Temple of the Maggot (interviewed here a year ago) is a duo from Mongolia that plays very violent black metal with an industrial touch. This is their debut album, and prior to this they've released nothing, not even a single demo.

This album has received quite some praise already. So what's it like, and what makes it so noteworthy? The music consists of real harsh but still clear enough, cold and somewhat more high-pitched than usual guitars executing some violent riffs that have quite some Death Metal-touch in them. They're not too simplistic and just plain sound good, and there's a good amount of changes and variation in them to stay interesting. They're not too fast despite the tracks usually being well over mid-tempo, they moreso progress naturally and at their own pace. There's usually no bass guitar present, aside of a few synth-made bass-like poundings used here and there as a spice. The drums are really good, they support the songs really well, give them a lot of extra speed and aggression while sounding interesting on their without standing out too much. The drums are partially programmed, but this fits in well to the cold atmosphere and the programming is not lowsy at all, just a few of the bass drum blasts are too fast.

The vocals are a chapter of their own. They're some high shrieks and screams that sound very violent and unique. I'm not sure how they were made or recorded, but at least they're quite distorted which makes them sound more harsh and penetrating. I can surely believe that these vocals might make some people resent the band. All this is topped with some screaming- and torture-samples, and some synths are used to deepen the songs' moods and coldness, to "fill in" for the absence of bass guitar and to give them more mass and listening value. The synths and samples are most effectively used as mid-parts in some of the songs to give a fitting pause from the aggression, and in the beginning of some tracks to create a high opening mood. None of this is overused, luckily, so you don't get bored of these effects.

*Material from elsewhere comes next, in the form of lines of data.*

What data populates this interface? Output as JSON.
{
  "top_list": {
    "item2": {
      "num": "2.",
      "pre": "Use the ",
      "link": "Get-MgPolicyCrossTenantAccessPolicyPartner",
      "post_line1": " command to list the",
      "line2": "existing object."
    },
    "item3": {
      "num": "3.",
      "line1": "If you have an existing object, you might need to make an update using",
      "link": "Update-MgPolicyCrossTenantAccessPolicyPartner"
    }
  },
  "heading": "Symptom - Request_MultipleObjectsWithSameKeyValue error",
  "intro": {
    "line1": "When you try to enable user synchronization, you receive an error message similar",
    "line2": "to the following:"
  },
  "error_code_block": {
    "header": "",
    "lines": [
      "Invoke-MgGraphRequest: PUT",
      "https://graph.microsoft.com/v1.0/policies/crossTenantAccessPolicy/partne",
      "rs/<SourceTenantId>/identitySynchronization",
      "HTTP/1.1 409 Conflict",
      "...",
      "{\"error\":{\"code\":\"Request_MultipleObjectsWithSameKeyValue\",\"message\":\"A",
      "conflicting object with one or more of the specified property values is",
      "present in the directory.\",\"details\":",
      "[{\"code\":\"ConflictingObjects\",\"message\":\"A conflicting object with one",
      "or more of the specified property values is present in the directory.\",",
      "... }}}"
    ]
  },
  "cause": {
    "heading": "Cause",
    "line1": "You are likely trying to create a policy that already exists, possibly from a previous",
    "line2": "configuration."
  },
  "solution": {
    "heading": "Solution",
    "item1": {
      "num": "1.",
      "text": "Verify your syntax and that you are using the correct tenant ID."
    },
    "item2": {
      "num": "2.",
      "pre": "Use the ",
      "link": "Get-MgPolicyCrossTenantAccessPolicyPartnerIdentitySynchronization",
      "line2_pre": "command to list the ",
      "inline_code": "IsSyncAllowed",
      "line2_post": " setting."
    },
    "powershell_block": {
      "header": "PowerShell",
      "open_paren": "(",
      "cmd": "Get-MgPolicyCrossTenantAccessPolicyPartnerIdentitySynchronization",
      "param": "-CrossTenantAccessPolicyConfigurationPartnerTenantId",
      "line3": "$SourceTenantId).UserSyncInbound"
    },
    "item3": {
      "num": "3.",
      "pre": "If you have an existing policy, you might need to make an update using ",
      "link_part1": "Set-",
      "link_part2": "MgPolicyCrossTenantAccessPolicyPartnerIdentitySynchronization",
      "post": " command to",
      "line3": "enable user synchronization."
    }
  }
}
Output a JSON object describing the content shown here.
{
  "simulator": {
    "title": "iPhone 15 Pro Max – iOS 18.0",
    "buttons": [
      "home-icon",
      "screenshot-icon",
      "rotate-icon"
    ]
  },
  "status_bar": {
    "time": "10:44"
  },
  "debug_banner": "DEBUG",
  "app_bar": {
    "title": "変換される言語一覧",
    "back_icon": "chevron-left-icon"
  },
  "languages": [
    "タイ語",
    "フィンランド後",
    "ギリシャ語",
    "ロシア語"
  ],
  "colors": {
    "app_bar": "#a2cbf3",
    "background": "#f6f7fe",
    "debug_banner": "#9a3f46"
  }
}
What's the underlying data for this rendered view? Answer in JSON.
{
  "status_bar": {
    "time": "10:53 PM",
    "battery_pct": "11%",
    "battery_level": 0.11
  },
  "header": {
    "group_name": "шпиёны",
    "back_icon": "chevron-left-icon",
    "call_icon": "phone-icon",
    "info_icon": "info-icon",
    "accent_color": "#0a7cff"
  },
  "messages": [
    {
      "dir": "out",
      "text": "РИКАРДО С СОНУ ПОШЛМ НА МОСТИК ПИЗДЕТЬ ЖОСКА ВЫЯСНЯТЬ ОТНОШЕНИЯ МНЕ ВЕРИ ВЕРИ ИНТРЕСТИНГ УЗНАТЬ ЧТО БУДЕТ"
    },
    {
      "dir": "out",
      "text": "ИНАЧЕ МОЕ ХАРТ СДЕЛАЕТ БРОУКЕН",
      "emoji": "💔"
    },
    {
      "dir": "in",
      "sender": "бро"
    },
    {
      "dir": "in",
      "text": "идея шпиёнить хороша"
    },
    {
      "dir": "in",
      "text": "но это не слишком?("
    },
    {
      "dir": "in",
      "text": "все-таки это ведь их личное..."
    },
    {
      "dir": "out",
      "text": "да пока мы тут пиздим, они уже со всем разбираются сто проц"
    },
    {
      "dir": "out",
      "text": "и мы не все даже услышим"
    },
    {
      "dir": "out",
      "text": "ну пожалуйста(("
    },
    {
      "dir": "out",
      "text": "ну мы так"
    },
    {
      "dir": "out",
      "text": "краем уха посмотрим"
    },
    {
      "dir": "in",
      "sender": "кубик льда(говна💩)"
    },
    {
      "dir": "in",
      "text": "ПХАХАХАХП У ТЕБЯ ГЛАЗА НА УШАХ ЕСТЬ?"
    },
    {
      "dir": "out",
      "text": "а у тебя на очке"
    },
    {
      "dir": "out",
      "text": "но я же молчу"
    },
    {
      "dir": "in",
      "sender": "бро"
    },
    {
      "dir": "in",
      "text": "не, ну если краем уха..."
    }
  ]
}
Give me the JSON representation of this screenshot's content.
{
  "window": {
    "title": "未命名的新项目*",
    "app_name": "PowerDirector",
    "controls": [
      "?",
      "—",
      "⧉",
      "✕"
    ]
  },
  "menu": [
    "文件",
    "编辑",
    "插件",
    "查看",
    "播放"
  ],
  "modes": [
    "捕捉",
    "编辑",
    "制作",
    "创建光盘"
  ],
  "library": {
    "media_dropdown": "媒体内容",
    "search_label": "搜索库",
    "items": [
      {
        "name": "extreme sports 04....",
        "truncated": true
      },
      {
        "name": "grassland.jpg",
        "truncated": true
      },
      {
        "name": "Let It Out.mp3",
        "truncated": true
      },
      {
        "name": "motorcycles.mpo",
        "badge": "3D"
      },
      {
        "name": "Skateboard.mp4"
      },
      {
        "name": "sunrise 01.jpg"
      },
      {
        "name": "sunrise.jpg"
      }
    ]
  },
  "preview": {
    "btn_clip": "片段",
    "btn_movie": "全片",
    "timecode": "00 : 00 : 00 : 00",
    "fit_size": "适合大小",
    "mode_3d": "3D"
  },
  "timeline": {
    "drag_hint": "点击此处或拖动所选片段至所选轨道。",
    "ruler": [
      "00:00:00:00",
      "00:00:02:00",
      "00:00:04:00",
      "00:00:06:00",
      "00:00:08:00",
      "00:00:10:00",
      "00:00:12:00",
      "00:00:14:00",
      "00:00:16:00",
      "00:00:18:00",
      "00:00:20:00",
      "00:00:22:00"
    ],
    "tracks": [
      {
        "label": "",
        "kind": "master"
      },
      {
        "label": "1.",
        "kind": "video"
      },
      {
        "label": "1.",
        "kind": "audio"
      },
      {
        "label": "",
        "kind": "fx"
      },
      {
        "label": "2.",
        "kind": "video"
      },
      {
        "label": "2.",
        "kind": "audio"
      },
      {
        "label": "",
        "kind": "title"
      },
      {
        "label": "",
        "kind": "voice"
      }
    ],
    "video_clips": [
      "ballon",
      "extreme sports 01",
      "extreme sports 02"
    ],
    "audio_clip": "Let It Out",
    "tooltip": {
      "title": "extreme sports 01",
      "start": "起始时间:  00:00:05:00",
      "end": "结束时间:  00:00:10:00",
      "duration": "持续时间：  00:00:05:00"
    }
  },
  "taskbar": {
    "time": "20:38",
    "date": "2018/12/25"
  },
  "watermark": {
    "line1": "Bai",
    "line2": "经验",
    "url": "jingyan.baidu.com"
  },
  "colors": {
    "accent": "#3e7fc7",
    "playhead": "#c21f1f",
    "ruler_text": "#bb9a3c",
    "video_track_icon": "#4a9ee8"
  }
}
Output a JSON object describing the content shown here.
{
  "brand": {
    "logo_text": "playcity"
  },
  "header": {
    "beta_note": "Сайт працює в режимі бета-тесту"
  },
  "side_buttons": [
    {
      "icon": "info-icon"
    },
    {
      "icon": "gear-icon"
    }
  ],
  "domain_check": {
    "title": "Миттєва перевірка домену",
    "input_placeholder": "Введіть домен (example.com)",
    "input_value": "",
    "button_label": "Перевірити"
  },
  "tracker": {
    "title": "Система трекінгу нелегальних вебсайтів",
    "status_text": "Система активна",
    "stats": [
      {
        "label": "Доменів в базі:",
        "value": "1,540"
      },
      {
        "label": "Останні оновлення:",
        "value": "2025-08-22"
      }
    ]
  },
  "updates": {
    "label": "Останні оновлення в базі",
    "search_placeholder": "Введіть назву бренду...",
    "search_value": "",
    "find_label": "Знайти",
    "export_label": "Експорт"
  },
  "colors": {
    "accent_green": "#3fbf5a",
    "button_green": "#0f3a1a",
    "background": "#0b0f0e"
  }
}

If you want a good image of the atmosphere, check out the song titles. Cold, industrial-esque but far from sterile, screeching, hateful and brutal, with an occasional touch from horror. TotM most likely hates you. I rarely heard what the lyrics were about, but the songs deliver their message without words, too: the band says that they draw their influence from human suffering and other violent acts, and, despite how lame or used these themes might sound to you, the band has managed to transform hatred, violence, misanthropy and sadism into a very fitting aural form. The album lenght has been kept fittingly short so that the beating doesn't get dull.

This album has been waiting a review from me from quite some time, because I found it hard to get a grasp of it. It was evident that the music is of very good quality, but at least I found the band's output too unique and multi-faceted for me to describe it well. The songs vary from in-your-face-poundings, for example the album's two very catchy openers, to some even slow-paced and more atmospheric and devilish-sounding songs and song-parts. A lot of weight is also given to the atmospheric elements overall, the synths and samples work great in deepening and building up the songs' mood. For example the tortured female screams in "Sacrifice in the Jungle" and the last track really get your attention due to them having a lot of empty air around them. They sound powerful, even scary.

The thing that maybe most affects this album being so difficult to grasp is it's rich mixing. All the elements are in full balance, they don't take room away from each other. The guitars don't run the album, neither the vocals or the drums. It's the whole with all the spices and elements. This is something that is heard all too rarely.

The release is wholly black & white, simplistic but effective. The booklet doesn't offer any lyrics, which is a minus in my books, but there are brief and fittingly angry explanations about the band's ideology and influences, the basic release info and a peculiar little warning for "depressed pathetic assholes" to stay away from the album. The layout, the stylish closeup band picture, and the pictures of executions and corpses behind the CD appeal to me with their bare effectiveness and fitting style. Their distant and even cold nature fit in well to the songs' themes and attitude, and keep the band from becoming too "warm" to the listener. The front cover artwork is rather dull to my eyes, and reusing it in the back doesn't get any points from me. It's a flaw in the otherwise well thought-out whole.

After all this, how to sum it up? If you want something fresh but still cold and hateful from your Black Metal, head to this temple. The band has managed to conjure up something of their own, and of great quality too, and for that I respect them. Now they only have to focus on sharpening their output to a greater effect. They have made a well-built soundscape from many layers of sound, but it makes the songs slightly lack in violence that they would otherwise be capable of. The whole could also be slightly more well flowing, for example the transition from song one to song two is pretty lame, and it is quite noteworthy in that early point of the album. Other than that, I can only hope that the band will keep the quality high in the future, too.

9 / 10